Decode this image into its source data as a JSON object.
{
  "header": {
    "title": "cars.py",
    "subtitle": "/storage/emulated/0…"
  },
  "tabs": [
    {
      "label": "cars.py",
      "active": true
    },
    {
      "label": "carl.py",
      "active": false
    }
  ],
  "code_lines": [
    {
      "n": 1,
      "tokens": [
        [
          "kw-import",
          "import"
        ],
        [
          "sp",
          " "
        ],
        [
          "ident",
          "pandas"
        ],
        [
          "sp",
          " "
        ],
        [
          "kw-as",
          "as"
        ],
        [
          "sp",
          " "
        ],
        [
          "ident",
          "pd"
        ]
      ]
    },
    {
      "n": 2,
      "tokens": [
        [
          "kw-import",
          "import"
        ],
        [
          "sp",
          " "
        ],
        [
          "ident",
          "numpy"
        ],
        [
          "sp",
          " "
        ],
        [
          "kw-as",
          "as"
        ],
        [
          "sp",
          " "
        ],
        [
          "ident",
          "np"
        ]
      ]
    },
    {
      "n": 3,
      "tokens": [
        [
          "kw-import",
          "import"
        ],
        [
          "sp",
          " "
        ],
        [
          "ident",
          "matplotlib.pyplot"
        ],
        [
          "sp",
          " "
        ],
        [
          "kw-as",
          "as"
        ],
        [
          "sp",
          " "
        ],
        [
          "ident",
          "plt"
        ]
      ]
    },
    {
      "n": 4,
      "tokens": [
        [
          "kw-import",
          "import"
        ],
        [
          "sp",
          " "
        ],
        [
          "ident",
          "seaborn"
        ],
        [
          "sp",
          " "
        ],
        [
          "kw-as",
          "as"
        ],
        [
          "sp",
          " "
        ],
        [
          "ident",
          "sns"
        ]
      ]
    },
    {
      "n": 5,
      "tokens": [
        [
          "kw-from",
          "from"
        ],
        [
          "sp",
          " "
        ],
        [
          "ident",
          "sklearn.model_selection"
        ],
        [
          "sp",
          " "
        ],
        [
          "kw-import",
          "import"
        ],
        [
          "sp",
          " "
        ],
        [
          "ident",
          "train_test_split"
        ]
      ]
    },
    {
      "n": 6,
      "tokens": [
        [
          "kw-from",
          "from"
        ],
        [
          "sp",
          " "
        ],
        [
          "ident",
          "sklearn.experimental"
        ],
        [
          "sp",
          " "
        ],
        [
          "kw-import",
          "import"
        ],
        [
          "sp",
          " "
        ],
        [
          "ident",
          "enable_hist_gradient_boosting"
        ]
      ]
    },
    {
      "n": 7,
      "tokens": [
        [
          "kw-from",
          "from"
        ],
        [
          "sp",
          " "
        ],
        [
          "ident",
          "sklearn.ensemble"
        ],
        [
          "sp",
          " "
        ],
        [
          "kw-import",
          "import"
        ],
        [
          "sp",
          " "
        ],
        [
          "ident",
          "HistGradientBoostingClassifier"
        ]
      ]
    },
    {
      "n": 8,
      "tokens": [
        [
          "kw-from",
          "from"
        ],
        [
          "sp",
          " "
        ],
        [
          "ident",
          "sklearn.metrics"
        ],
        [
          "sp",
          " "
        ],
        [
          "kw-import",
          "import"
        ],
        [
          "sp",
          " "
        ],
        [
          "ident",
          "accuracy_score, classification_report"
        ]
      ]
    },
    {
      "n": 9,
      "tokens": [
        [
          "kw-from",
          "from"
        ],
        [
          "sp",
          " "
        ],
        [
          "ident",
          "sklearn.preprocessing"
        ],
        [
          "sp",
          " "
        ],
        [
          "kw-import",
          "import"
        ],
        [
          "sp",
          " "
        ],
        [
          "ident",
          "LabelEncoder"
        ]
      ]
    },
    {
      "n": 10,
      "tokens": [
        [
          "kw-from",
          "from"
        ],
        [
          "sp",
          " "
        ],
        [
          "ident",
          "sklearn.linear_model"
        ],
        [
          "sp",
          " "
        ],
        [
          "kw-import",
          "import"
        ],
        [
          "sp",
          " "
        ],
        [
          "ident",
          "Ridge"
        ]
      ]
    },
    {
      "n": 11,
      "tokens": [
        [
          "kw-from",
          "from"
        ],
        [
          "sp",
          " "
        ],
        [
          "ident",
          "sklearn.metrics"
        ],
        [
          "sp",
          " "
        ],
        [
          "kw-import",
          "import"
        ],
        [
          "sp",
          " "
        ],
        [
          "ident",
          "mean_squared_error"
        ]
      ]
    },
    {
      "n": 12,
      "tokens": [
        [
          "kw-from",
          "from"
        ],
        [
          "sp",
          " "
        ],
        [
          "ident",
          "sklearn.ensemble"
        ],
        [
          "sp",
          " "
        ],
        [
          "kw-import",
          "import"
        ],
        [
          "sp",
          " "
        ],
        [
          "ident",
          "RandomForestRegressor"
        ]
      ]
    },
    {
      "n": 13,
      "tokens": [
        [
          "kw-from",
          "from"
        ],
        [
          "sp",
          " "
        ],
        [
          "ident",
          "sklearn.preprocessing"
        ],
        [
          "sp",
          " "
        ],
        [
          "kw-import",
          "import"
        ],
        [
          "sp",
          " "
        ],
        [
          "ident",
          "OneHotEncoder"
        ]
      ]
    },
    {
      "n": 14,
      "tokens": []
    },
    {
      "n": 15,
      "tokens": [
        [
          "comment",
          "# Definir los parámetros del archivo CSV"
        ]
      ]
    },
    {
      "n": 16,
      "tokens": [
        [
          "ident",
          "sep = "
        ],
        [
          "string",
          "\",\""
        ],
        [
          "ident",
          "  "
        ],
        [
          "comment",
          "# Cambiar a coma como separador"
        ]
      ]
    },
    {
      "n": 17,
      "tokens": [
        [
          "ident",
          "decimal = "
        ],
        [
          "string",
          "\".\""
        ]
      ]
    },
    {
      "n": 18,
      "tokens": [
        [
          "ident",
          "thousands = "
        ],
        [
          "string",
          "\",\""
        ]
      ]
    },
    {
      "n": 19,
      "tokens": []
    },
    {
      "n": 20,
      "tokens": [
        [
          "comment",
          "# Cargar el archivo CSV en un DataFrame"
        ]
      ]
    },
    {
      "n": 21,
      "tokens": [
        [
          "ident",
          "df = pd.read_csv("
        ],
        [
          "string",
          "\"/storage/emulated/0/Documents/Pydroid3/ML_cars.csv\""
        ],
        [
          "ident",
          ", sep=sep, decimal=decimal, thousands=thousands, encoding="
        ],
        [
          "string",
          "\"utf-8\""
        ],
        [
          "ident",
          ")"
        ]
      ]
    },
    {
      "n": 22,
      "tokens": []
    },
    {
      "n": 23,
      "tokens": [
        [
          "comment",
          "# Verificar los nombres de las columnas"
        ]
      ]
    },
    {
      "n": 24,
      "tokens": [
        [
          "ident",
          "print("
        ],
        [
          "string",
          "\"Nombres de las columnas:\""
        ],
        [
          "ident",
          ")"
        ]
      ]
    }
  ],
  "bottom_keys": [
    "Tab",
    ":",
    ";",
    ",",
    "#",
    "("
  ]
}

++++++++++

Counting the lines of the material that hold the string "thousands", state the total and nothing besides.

2